Thursday, October 9, 2008

The Junior League: Manners to Achieve a Mission

By Guest Blogger Mindy Lockard

As an etiquette consultant, I have the privilege of working with a wide range of people from the fifth-grade boy who doesn’t know how to use his fork to professionals wanting to give back to their community! Recently, I had the honor of speaking to the members of the Junior League of Portland, Oregon, to help them kick off a new year by focusing on applying manners to their mission.

The Junior League is more than ladies of leisure sipping tea in white gloves and pearls. It is an organization of women who have been actively working in the trenches of their communities, providing relief and education on behalf of the underserved for 107 years. The mission of the Junior League provides a fantastic glimpse—for everyone, not just women—of what it means to volunteer and the impact that every man, woman, or child can make on his or her community.

“The Association of Junior Leagues International Inc. (AJLI) is an organization of women committed to promoting voluntarism, developing the potential of women and improving communities through the effective action and leadership of trained volunteers.”

As an etiquette consultant, I have witnessed firsthand the benefits of using manners to achieve a mission. Here are a few manners to think about as you serve or if you are thinking about getting involved:

Brag a Little! Yes, this is an etiquette consultant telling you to “flaunt your philanthropy!” Since so much of our volunteer service goes on behind the scenes, you have my permission to inform everyone what you’re up to and how much fun you’re having as a volunteer. Humbly and with good manners, tell your neighbors, friends, cousins, and the barista at Starbucks—anyone who will listen. After all, your enthusiasm is contagious, and we all need to catch a little of the giving-back bug!

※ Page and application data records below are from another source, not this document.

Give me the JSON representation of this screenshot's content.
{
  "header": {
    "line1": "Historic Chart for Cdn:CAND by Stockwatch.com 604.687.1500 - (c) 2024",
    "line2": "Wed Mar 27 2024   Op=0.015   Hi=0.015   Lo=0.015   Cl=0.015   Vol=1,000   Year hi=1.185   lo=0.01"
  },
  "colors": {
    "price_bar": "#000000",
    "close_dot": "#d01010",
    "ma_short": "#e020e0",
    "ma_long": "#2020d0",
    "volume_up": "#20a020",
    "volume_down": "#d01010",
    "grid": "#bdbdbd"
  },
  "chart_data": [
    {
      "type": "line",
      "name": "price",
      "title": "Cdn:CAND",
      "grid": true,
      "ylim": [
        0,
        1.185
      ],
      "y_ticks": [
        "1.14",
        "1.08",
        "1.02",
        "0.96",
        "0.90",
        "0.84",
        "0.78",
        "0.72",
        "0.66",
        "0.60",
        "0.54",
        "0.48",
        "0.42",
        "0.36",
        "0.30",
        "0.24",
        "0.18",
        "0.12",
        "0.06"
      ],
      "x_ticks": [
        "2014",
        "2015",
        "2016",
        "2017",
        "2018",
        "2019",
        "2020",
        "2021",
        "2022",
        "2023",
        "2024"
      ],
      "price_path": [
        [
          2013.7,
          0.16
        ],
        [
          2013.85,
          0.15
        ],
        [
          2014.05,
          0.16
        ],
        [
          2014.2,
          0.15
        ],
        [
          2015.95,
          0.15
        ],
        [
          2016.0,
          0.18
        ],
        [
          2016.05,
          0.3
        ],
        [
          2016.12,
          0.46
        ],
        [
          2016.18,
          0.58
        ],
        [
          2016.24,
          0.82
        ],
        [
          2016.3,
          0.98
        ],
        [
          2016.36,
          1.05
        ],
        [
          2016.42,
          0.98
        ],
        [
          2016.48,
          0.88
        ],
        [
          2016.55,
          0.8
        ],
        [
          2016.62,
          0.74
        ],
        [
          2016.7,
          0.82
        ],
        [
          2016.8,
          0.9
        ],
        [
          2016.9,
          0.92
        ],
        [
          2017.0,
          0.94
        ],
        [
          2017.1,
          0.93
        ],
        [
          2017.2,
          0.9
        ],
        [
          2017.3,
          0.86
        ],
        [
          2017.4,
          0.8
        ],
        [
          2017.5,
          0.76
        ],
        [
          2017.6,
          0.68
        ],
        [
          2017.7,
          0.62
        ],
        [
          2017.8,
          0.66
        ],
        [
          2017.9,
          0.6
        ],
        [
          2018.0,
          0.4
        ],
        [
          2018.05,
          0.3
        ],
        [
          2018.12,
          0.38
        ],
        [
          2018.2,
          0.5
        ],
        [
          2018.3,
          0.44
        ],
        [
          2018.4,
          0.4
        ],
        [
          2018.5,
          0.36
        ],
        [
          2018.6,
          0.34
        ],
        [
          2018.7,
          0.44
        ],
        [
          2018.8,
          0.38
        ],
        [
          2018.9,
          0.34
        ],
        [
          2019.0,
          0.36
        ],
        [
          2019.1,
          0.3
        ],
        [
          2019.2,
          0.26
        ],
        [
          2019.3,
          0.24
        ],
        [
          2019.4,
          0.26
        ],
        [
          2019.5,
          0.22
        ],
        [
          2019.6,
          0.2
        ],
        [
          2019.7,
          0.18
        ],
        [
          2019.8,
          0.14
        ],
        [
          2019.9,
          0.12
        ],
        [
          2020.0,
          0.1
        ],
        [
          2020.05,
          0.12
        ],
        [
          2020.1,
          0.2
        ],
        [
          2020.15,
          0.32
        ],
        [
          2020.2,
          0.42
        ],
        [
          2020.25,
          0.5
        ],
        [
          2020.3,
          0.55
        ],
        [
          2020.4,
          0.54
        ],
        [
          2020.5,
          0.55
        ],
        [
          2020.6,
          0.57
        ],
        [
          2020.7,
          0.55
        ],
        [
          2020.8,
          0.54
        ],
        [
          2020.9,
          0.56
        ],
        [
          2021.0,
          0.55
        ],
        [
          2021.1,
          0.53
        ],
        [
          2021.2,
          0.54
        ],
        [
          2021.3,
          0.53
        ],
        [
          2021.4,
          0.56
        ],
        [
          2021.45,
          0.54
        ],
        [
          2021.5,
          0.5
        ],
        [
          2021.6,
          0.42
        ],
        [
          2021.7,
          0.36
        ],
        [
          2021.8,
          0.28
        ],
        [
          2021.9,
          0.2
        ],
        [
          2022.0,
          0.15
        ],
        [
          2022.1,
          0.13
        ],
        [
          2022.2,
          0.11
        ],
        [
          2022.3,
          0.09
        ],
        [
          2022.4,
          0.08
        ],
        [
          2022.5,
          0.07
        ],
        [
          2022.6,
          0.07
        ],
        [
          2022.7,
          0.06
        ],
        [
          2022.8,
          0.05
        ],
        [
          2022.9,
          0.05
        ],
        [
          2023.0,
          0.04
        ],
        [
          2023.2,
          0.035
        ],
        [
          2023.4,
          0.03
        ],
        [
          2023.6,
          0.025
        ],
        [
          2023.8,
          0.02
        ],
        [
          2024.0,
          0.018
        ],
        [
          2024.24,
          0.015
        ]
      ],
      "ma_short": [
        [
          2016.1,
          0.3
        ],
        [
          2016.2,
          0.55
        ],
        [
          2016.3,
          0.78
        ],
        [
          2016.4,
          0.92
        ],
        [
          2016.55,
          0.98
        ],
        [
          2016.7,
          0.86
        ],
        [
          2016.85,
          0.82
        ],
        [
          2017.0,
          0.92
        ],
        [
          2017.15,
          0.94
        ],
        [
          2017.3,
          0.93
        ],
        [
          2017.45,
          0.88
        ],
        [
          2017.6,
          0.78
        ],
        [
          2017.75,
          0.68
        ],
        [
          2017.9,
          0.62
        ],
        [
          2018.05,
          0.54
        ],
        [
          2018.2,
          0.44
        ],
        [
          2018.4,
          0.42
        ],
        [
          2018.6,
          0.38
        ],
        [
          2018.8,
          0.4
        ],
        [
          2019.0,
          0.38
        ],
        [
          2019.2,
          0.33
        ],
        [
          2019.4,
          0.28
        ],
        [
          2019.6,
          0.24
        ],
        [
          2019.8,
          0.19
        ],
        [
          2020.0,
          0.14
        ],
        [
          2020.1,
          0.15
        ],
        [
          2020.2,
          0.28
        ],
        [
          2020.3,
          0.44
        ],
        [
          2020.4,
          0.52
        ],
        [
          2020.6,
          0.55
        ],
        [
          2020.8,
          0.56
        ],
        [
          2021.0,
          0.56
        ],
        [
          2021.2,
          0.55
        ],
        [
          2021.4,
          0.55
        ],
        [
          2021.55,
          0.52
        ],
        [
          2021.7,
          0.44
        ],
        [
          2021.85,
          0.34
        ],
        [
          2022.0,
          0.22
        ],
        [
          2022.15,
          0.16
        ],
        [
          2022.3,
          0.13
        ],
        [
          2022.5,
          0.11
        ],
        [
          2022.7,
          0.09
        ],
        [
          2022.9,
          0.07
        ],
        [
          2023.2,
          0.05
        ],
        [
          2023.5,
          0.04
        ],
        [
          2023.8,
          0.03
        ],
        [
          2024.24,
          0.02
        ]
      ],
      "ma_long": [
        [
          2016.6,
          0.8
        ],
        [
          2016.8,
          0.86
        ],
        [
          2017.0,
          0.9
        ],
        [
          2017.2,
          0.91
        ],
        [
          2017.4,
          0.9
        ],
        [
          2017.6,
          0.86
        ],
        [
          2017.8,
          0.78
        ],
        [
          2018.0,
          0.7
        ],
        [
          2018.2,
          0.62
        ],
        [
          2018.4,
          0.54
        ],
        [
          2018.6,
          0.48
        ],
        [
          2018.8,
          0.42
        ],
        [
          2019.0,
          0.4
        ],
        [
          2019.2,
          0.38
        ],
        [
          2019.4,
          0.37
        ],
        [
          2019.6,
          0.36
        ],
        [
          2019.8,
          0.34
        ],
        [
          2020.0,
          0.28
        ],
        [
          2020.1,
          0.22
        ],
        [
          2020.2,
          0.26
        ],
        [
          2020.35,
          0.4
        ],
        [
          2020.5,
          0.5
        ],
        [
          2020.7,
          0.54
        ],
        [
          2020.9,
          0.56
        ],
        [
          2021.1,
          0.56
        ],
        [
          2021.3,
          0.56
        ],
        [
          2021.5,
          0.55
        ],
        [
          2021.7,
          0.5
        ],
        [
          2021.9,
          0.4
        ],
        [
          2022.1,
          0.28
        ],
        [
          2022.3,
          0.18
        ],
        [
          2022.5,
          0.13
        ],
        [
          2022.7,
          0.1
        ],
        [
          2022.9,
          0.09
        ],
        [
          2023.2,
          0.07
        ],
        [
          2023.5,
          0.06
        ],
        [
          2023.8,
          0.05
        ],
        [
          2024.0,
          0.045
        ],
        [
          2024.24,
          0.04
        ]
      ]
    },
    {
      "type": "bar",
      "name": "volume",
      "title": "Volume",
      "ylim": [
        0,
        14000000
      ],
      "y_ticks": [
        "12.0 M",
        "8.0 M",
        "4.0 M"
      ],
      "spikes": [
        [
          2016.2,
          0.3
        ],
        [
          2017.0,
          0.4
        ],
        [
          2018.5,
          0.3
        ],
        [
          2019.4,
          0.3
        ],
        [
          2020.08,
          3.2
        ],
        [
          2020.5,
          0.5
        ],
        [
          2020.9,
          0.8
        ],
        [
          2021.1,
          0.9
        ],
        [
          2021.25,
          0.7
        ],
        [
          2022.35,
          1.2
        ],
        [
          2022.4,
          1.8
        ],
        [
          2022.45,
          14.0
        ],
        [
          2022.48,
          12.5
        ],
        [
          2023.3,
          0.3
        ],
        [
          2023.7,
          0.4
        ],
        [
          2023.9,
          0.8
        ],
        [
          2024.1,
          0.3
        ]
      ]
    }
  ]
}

Keep It Up! Let’s face it, we’ve all had days when we wake up late only to fall behind schedule or spill coffee on our best white button-down and the last thing we want to do is encourage someone else, but do your best to stay upbeat and uplift your fellow volunteers. You’ll add cheer to their day—and yours! Lend a helping hand if a fellow volunteer seems to be overloaded. Take the time to share gratitude verbally at a meeting or over the phone, and never underestimate the value of a handwritten note of thanks or acknowledgment.

Give Your All! Before you take on a volunteer position, investigate whether or not it is a good fit for you. Once you have committed, you must follow through. Don’t discount the importance of your work because a paycheck isn’t attached; the organization that you have committed to depends on your service. Show them respect by arriving on time and returning telephone calls and e-mails in a timely fashion. Speak up when you have taken on too much, and ask for help if you don’t understand.

Aside from the fact that giving back is good manners, the futures of our communities depend on us doing so! When we use our manners and abilities to improve our communities, our giving back makes a difference—and we receive far more than we give!

From Peter: Many thanks to Mindy for stepping in while I try to get rid of something that closely resembles the flu.

1 comment:

Anonymous said...

feel better soon